Spoiler alert: The Maya doomsday prophecy is just a myth, according to the panel discussion Tuesday.
The Arts and Sciences Lectures Series invited the VSU community to a panel discussion titled “Debunking the Maya Myth: Reassessing the Doomsday Prophecy, 12/21/2012.”
The Bailey Science Center Auditorium was packed with students, faculty and staff as the panel of six professors discussed the impending apocalyptic theory sparked in pop culture at the turn of last year.
The panel included Dr. Iwan Elstak and Dr. Arsalan Wares of the Mathematics department, Dr. Owen Jones of the History department, Dr. Lavonna Loverne of the Philosophy department and Dr. John Woodruff of the Modern and Classical Languages (MCL) department. Dr. Amy Aronson from MCL introduced the guests and led the panel in the discussion.
Each professor explored how the prophecy was merely a myth and how the Maya culture has been misrepresented.
Dr. Wares was first and discussed how to read the Maya numeral system.
Instead of the Western base-10 system—meaning, we use 10 unique characters to symbolize each number—the Mayas used a base-20 system.
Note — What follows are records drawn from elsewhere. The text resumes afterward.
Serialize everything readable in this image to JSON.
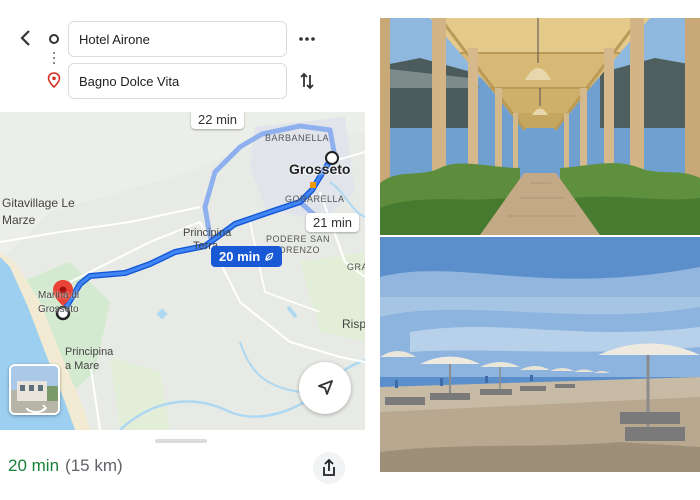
{
  "directions": {
    "origin_value": "Hotel Airone",
    "destination_value": "Bagno Dolce Vita"
  },
  "map": {
    "labels": {
      "barbanella": "BARBANELLA",
      "grosseto": "Grosseto",
      "gorarella": "GORARELLA",
      "gitavillage_line1": "Gitavillage Le",
      "gitavillage_line2": "Marze",
      "principina_terra": "Principina",
      "principina_terra2": "Terra",
      "podere_line1": "PODERE SAN",
      "podere_line2": "LORENZO",
      "marina_line1": "Marina di",
      "marina_line2": "Grosseto",
      "principina_mare1": "Principina",
      "principina_mare2": "a Mare",
      "gra": "GRA",
      "risp": "Risp"
    },
    "alt_route_1_time": "22 min",
    "alt_route_2_time": "21 min",
    "main_route_time": "20 min"
  },
  "summary": {
    "duration": "20 min",
    "distance": "(15 km)"
  },
  "colors": {
    "route": "#1a59d6",
    "alt_route": "#8fb0ee",
    "sea": "#9ccff0",
    "duration": "#188038"
  }
}
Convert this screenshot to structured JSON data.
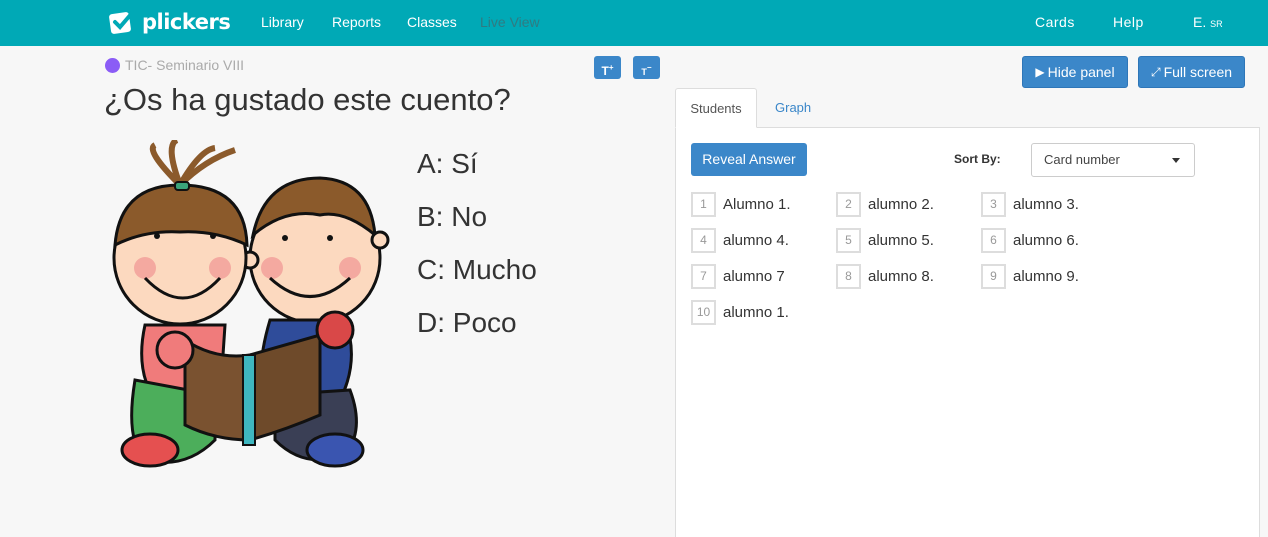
{
  "nav": {
    "logo": "plickers",
    "library": "Library",
    "reports": "Reports",
    "classes": "Classes",
    "live_view": "Live View",
    "cards": "Cards",
    "help": "Help",
    "user": "E.",
    "user_suffix": "SR"
  },
  "class": {
    "name": "TIC- Seminario VIII",
    "color": "#8b5cf6"
  },
  "text_controls": {
    "increase": "T",
    "increase_sup": "+",
    "decrease": "T",
    "decrease_sup": "−"
  },
  "question": {
    "text": "¿Os ha gustado este cuento?",
    "answers": [
      "A: Sí",
      "B: No",
      "C: Mucho",
      "D: Poco"
    ]
  },
  "panel": {
    "hide_label": "Hide panel",
    "fullscreen_label": "Full screen",
    "tabs": [
      "Students",
      "Graph"
    ],
    "reveal_label": "Reveal Answer",
    "sort_label": "Sort By:",
    "sort_value": "Card number"
  },
  "students": [
    {
      "num": "1",
      "name": "Alumno 1."
    },
    {
      "num": "2",
      "name": "alumno 2."
    },
    {
      "num": "3",
      "name": "alumno 3."
    },
    {
      "num": "4",
      "name": "alumno 4."
    },
    {
      "num": "5",
      "name": "alumno 5."
    },
    {
      "num": "6",
      "name": "alumno 6."
    },
    {
      "num": "7",
      "name": "alumno 7"
    },
    {
      "num": "8",
      "name": "alumno 8."
    },
    {
      "num": "9",
      "name": "alumno 9."
    },
    {
      "num": "10",
      "name": "alumno 1."
    }
  ],
  "colors": {
    "topbar": "#00a9b6",
    "accent": "#3b87c9"
  }
}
Using a series of lines and dots to symbolize each numeral, the Mayas created a system of grouping and counting not unlike Western mathematics.
“The Mayas developed the concept of zero,” Dr. Wares said.
Dr. Loverne later built on that idea, with her discussion of the religion and culture of the Maya.
“We think of it as just, you know, zero,” Dr. Loverne said. “That’s what it is, it’s just there […] and it’s all just mathematical and great. Consider the fact that zero represents an interesting religious ideology which contains both beginnings and endings.”
To the Maya, everything is a repeating cycle—every ending must have a new beginning follow it.
Dr. Elstak discussed the Maya calendar—a complex system of several cycles.
The actual act of recording a date required a sequence of five numbers that listed the day of each cycle and each deity represented by their cycles.
“The system starts over and keeps on going for an infinite amount of time,” Dr. Jones said. “So, when we think the calendar is going to end on Dec. 21 or Dec. 23 of 2012, it’s really just the end. Ouch.”
Dr. Jones broke down the historical context of most of the calendar and the Maya culture, and even displayed a picture of the recovered sculpture with the infamous, apocalyptic-telling calendar carved into it.
The calendar is missing a noticeable chunk from the remains, thus making any sort of conclusive theories about the end of time premature.
“When we look at how this all works, from a religious studies perspective, we want an insider’s view of the ideology and religion,” Dr. Loverne said.
She asked people who identified with the Maya culture how much truth is in what Americans have come to believe as a doomsday prophecy.
“The first thing that they tell us is what you’ve already heard,” Dr. Loverne said. “And that is, that their calendars have nothing whatsoever to do with a doomsday or apocalypse. Because they are considered—in religious studies—to be an indigenous culture, they do not even think in terms of total annihilation.”
“Just because you have a calendar that goes from January to December and ends on Dec. 31, doesn’t mean you have a prophecy,” Dr. Loverne said.
While specific prophecies did exist in the Maya culture, one of impending doom to all mankind was not on the list.
Historically, there is no evidence of a doomsday prophecy, neither recorded by hand nor recited orally, according to Dr. Woodruff.
“We’ve had 500 years of people not knowing what they were reading,” Dr. Woodruff said conclusively.
The panel discussion ended with an announcement that a PBS documentary titled “Cracking the Maya Code” is playing today in the University Center Theater from 7 to 9 p.m.
The documentary plans to shed more light on the Maya calendar, giving more details on reading the calendar and Maya culture.